Former vice president Joe Biden did not appear with the mass of presidential candidates at the California Democratic convention two weekends ago. This past weekend, he was missing from the annual Hall of Fame event in Iowa. Last week, he stumbled on the Hyde Amendment.
On one level, these issues are purely matter for media chatter. Most voters are not going to hold it against Biden that he used to be in favor of the Hyde Amendment; they care more about what his current position is and whether he seems sincere about it.
However, Biden and his team may want to consider six questions that may be the difference between winning the nomination or winding up as the Jeb Bush of the 2020 race.
What if he's not the only electable Democrat? At least for now, polling shows that several Democrats could beat President Trump. For Democrats fixated on electability (a subjective and elusive concept) that may detract from the argument Democrats need Biden to beat Trump. Rather, Biden must figure out how to communicate that Democrats and the country as a whole needs Biden to govern.
Why isn't he elevating foreign policy? It's the one arena in which few if any candidates can claim more experience than Biden. The rest of the field has been shy about even discussing foreign policy, and Biden should make more of the gap in foreign-policy bona fides. Trump has ruined U.S. credibility, turned his back on human rights, emboldened illiberal regimes and lost influence in the Middle East. His China policy is a muddle and has yet to bear fruit. Who's going to right the ship?

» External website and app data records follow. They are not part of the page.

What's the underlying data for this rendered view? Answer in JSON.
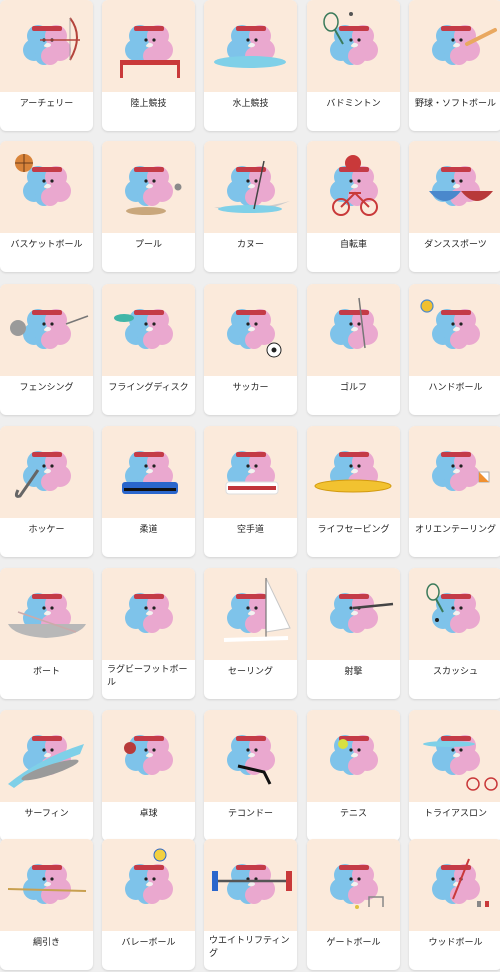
{
  "sports": [
    {
      "label": "アーチェリー",
      "icon": "archery-icon",
      "prop": "bow"
    },
    {
      "label": "陸上競技",
      "icon": "athletics-icon",
      "prop": "hurdle"
    },
    {
      "label": "水上競技",
      "icon": "aquatics-icon",
      "prop": "water"
    },
    {
      "label": "バドミントン",
      "icon": "badminton-icon",
      "prop": "racket"
    },
    {
      "label": "野球・ソフトボール",
      "icon": "baseball-softball-icon",
      "prop": "bat"
    },
    {
      "label": "バスケットボール",
      "icon": "basketball-icon",
      "prop": "basketball"
    },
    {
      "label": "プール",
      "icon": "boules-icon",
      "prop": "boules"
    },
    {
      "label": "カヌー",
      "icon": "canoe-icon",
      "prop": "canoe"
    },
    {
      "label": "自転車",
      "icon": "cycling-icon",
      "prop": "bicycle"
    },
    {
      "label": "ダンススポーツ",
      "icon": "dancesport-icon",
      "prop": "dance"
    },
    {
      "label": "フェンシング",
      "icon": "fencing-icon",
      "prop": "fencing"
    },
    {
      "label": "フライングディスク",
      "icon": "flying-disc-icon",
      "prop": "disc"
    },
    {
      "label": "サッカー",
      "icon": "football-icon",
      "prop": "soccerball"
    },
    {
      "label": "ゴルフ",
      "icon": "golf-icon",
      "prop": "golf"
    },
    {
      "label": "ハンドボール",
      "icon": "handball-icon",
      "prop": "handball"
    },
    {
      "label": "ホッケー",
      "icon": "hockey-icon",
      "prop": "hockey"
    },
    {
      "label": "柔道",
      "icon": "judo-icon",
      "prop": "judo"
    },
    {
      "label": "空手道",
      "icon": "karate-icon",
      "prop": "karate"
    },
    {
      "label": "ライフセービング",
      "icon": "lifesaving-icon",
      "prop": "board"
    },
    {
      "label": "オリエンテーリング",
      "icon": "orienteering-icon",
      "prop": "flag"
    },
    {
      "label": "ボート",
      "icon": "rowing-icon",
      "prop": "boat"
    },
    {
      "label": "ラグビーフットボール",
      "icon": "rugby-icon",
      "prop": "rugby",
      "wrap": true
    },
    {
      "label": "セーリング",
      "icon": "sailing-icon",
      "prop": "sail"
    },
    {
      "label": "射撃",
      "icon": "shooting-icon",
      "prop": "rifle"
    },
    {
      "label": "スカッシュ",
      "icon": "squash-icon",
      "prop": "squash"
    },
    {
      "label": "サーフィン",
      "icon": "surfing-icon",
      "prop": "surf"
    },
    {
      "label": "卓球",
      "icon": "table-tennis-icon",
      "prop": "paddle"
    },
    {
      "label": "テコンドー",
      "icon": "taekwondo-icon",
      "prop": "taekwondo"
    },
    {
      "label": "テニス",
      "icon": "tennis-icon",
      "prop": "tennis"
    },
    {
      "label": "トライアスロン",
      "icon": "triathlon-icon",
      "prop": "triathlon"
    },
    {
      "label": "綱引き",
      "icon": "tug-of-war-icon",
      "prop": "rope"
    },
    {
      "label": "バレーボール",
      "icon": "volleyball-icon",
      "prop": "volleyball"
    },
    {
      "label": "ウエイトリフティング",
      "icon": "weightlifting-icon",
      "prop": "barbell",
      "wrap": true
    },
    {
      "label": "ゲートボール",
      "icon": "gateball-icon",
      "prop": "gate"
    },
    {
      "label": "ウッドボール",
      "icon": "woodball-icon",
      "prop": "woodball"
    }
  ]
}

Could Biden make his relationships with Republicans into an advantage? He annoys the left when he says he gets along with Republicans--or worse, likes some of them. Biden, however, has a powerful case that he knows how to unify Democrats and pick off enough Republicans to get the progressive agenda through Congress. What's President Bernie Sanders going to do when not even all the Democrats support Medicare-for-all? When Republicans block President Elizabeth Warren's wealth tax, how's she going to pay for all her creative plans? Biden needs to convey that it's one thing to give a campaign speech or to roll out a legislative wish list, but what most candidates are proposing won't survive contact with the real political universe.
Can Biden reassure women voters he's on their side? Women are disproportionately Democratic, and African American women are the most loyal Democrats out there. Biden needs to put his Hyde Amendment stumble in the rear-view mirror and gain an upper hand with critical female voters--no easy task with multiple female candidates. It might seem gimmicky to some, but he could flat-out promise to pick a female running mate and to make half his judicial and executive picks (including his Cabinet) women.
How does he keep himself above the scrum of candidates (making Trump his primary focus) without seeming to take the nomination for granted? Biden needs to get out more, submit to interviews, go to town halls, keep a more vigorous schedule and show that he is hustling for every single vote. He can still focus on Trump, but the lackadaisical schedule needs to end.
Is "rebuilding the middle class" too nebulous a campaign message?
Biden can make an impression by promising to eliminate not just the income and wealth gap, but the skills, productivity and education gaps as well. (Promising to go after a college admissions system rigged in favor of the wealthy would get him a ton of good will from millions of college students and their parents.)
He's still the front-runner and retains major advantages over the Democratic field. However, Biden's status is far less secure than he and his staff might imagine. It's time to make the case why he is the best person to govern in the post-Trump world.
If he cannot, he'll wind up losing his advantage over other endearing and accomplished competitors who will have an equal claim to electability.
Editorial on 06/12/2019
Print Headline: Six questions for Team Biden